Tuesday, 11 June 2019

Parsnip experiment

A couple years ago I mentioned a different approach to growing parsnips that I was trying out. The challenge with parsnips is that they can be very slow to germinate. With the usual direct sowing method, in the time they deign to make an appearance competing weed seedlings proliferate and a painstaking process of weeding the line has to be done without inadvertently weeding out the precious parsnip seedlings. Even more of an for me issue is uneven germination resulting in a rather gappy row. 

With parsnips, as is generally the case with root vegetables, sowing in pots or modules for planting out later is not an option as they do not like root disturbance and are likely to fork. Also, in my view, the books and seed packets tend to suggest sowing parsnips too early in the year – February onwards.
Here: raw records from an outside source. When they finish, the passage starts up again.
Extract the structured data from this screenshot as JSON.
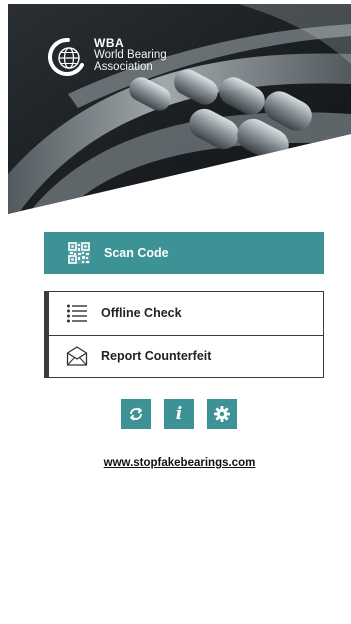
{
  "header": {
    "brand_abbr": "WBA",
    "brand_line1": "World Bearing",
    "brand_line2": "Association"
  },
  "scan": {
    "label": "Scan Code",
    "icon": "qr-code-icon"
  },
  "options": [
    {
      "label": "Offline Check",
      "icon": "list-icon"
    },
    {
      "label": "Report Counterfeit",
      "icon": "envelope-icon"
    }
  ],
  "toolbar": {
    "sync_icon": "sync-icon",
    "info_label": "i",
    "settings_icon": "gear-icon"
  },
  "footer": {
    "website": "www.stopfakebearings.com"
  },
  "colors": {
    "accent": "#3d9296",
    "border": "#3b3b3b",
    "header_dark": "#1c2125"
  }
}
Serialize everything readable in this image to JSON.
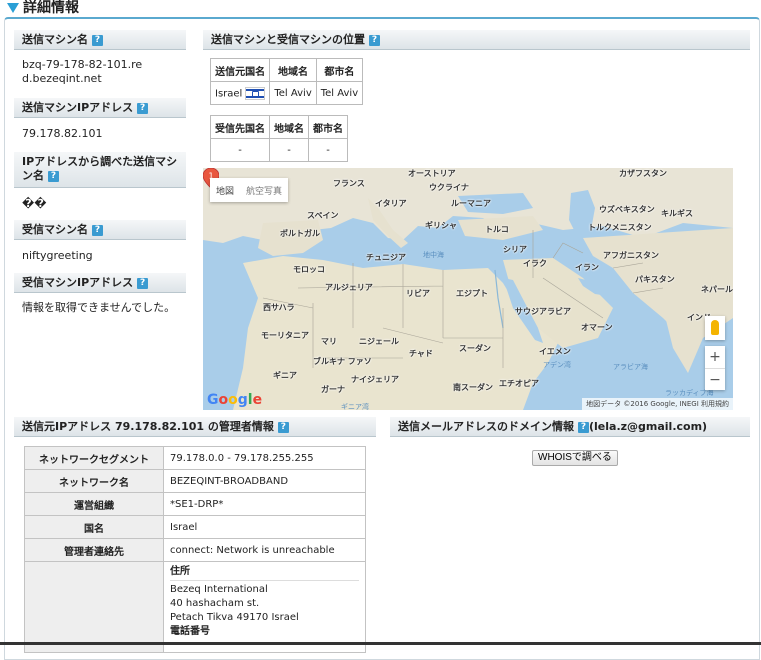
{
  "page": {
    "title": "詳細情報"
  },
  "sections": {
    "sender_machine_name": {
      "label": "送信マシン名",
      "value_line1": "bzq-79-178-82-101.re",
      "value_line2": "d.bezeqint.net"
    },
    "sender_ip": {
      "label": "送信マシンIPアドレス",
      "value": "79.178.82.101"
    },
    "sender_name_from_ip": {
      "label_line1": "IPアドレスから調べた送信マシ",
      "label_line2": "ン名",
      "value": "��"
    },
    "receiver_machine_name": {
      "label": "受信マシン名",
      "value": "niftygreeting"
    },
    "receiver_ip": {
      "label": "受信マシンIPアドレス",
      "value": "情報を取得できませんでした。"
    },
    "location": {
      "label": "送信マシンと受信マシンの位置",
      "sender_headers": [
        "送信元国名",
        "地域名",
        "都市名"
      ],
      "sender_row": [
        "Israel",
        "Tel Aviv",
        "Tel Aviv"
      ],
      "receiver_headers": [
        "受信先国名",
        "地域名",
        "都市名"
      ],
      "receiver_row": [
        "-",
        "-",
        "-"
      ]
    },
    "admin_info": {
      "label": "送信元IPアドレス 79.178.82.101 の管理者情報",
      "rows": [
        {
          "key": "ネットワークセグメント",
          "value": "79.178.0.0 - 79.178.255.255"
        },
        {
          "key": "ネットワーク名",
          "value": "BEZEQINT-BROADBAND"
        },
        {
          "key": "運営組織",
          "value": "*SE1-DRP*"
        },
        {
          "key": "国名",
          "value": "Israel"
        },
        {
          "key": "管理者連絡先",
          "value": "connect: Network is unreachable"
        }
      ],
      "address": {
        "title": "住所",
        "lines": [
          "Bezeq International",
          "40 hashacham st.",
          "Petach Tikva 49170 Israel"
        ],
        "phone_title": "電話番号"
      }
    },
    "domain_info": {
      "label": "送信メールアドレスのドメイン情報",
      "email": "(lela.z@gmail.com)",
      "button": "WHOISで調べる"
    }
  },
  "map": {
    "type_map": "地図",
    "type_satellite": "航空写真",
    "zoom_in": "+",
    "zoom_out": "−",
    "marker_label": "1",
    "attribution": "地図データ ©2016 Google, INEGI   利用規約",
    "google": "Google",
    "labels": {
      "austria": "オーストリア",
      "france": "フランス",
      "ukraine": "ウクライナ",
      "kazakhstan": "カザフスタン",
      "italy": "イタリア",
      "romania": "ルーマニア",
      "uzbekistan": "ウズベキスタン",
      "kyrgyz": "キルギス",
      "spain": "スペイン",
      "greece": "ギリシャ",
      "turkey": "トルコ",
      "turkmenistan": "トルクメニスタン",
      "portugal": "ポルトガル",
      "mediterranean": "地中海",
      "syria": "シリア",
      "afghanistan": "アフガニスタン",
      "tunisia": "チュニジア",
      "iraq": "イラク",
      "iran": "イラン",
      "morocco": "モロッコ",
      "pakistan": "パキスタン",
      "algeria": "アルジェリア",
      "libya": "リビア",
      "egypt": "エジプト",
      "nepal": "ネパール",
      "w_sahara": "西サハラ",
      "saudi": "サウジアラビア",
      "oman": "オマーン",
      "india": "インド",
      "mauritania": "モーリタニア",
      "mali": "マリ",
      "niger": "ニジェール",
      "sudan": "スーダン",
      "chad": "チャド",
      "yemen": "イエメン",
      "burkina": "ブルキナ ファソ",
      "gulf_aden": "アデン湾",
      "arabian_sea": "アラビア海",
      "guinea": "ギニア",
      "nigeria": "ナイジェリア",
      "s_sudan": "南スーダン",
      "ethiopia": "エチオピア",
      "ghana": "ガーナ",
      "laccadive": "ラッカディブ海",
      "gulf_guinea": "ギニア湾"
    }
  }
}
But parsnip seeds don’t appreciate cold wet soil. Much better to sow later in the spring when the soiled has warmed up.

The method I have used for the last three seasons has produced my best parsnip years. This time I also did a little experiment. This is what I do in mid-April. I layer a shallow plastic container with damp kitchen towel and on this sprinkle on the (fresh - don't used seed saved from last year-) parsnip seeds in such a way that they are evenly spread and not touching. Gently tamp them down so that the flat surface is in contact with the damp paper towel. Cover this with clingfilm or a clear plastic lid. Leave on a window sill indoors. After about a week or ten days the seeds will nearly all have germinated. A small tail of root will have emerged, 2-3mm long. They need to be planted out fairly soon after this because if the brittle root grows too long there is a risk of it breaking off.

In ground you have already prepared plant out the seeds individually 4 inches apart and 1⁄2 an inch deep. This is admittedly the fiddly part and if you are long-sighted, wear your reading glasses. However, there is the advantage of knowing that you are only sowing germinated seeds, and that they will emerge much sooner, and, being at the requisite planting distance, no thinning out will be necessary. You are much more likely to end up with a full row.

The first couple of years this seemed to work well for me. This year I sowed a 20 foot row in the way just described and another 20 foot row alongside using the traditional direct sowing method. Seed from the same packet was used for both methods. For a 20 foot row at 4 inch spacings there is room for 58 plants. Having recently checked progress the results are that in the ‘traditional row’ 19 seeds germinated and produced seedlings. Some of these will have to be thinned out to the appropriate spacing though. In the pre-germinated row 54 seedlings have survived and as they are all at their final planting distance no thinning out will be necessary.

This year has convinced me that the approach is worth the effort and I will continue to use it in the future. In practice it is not as laborious at it might seem. This way one or two rows of parsnips is viable and more than enough to see us through.

Parsnips - worth the effort.   (Google-sourced image)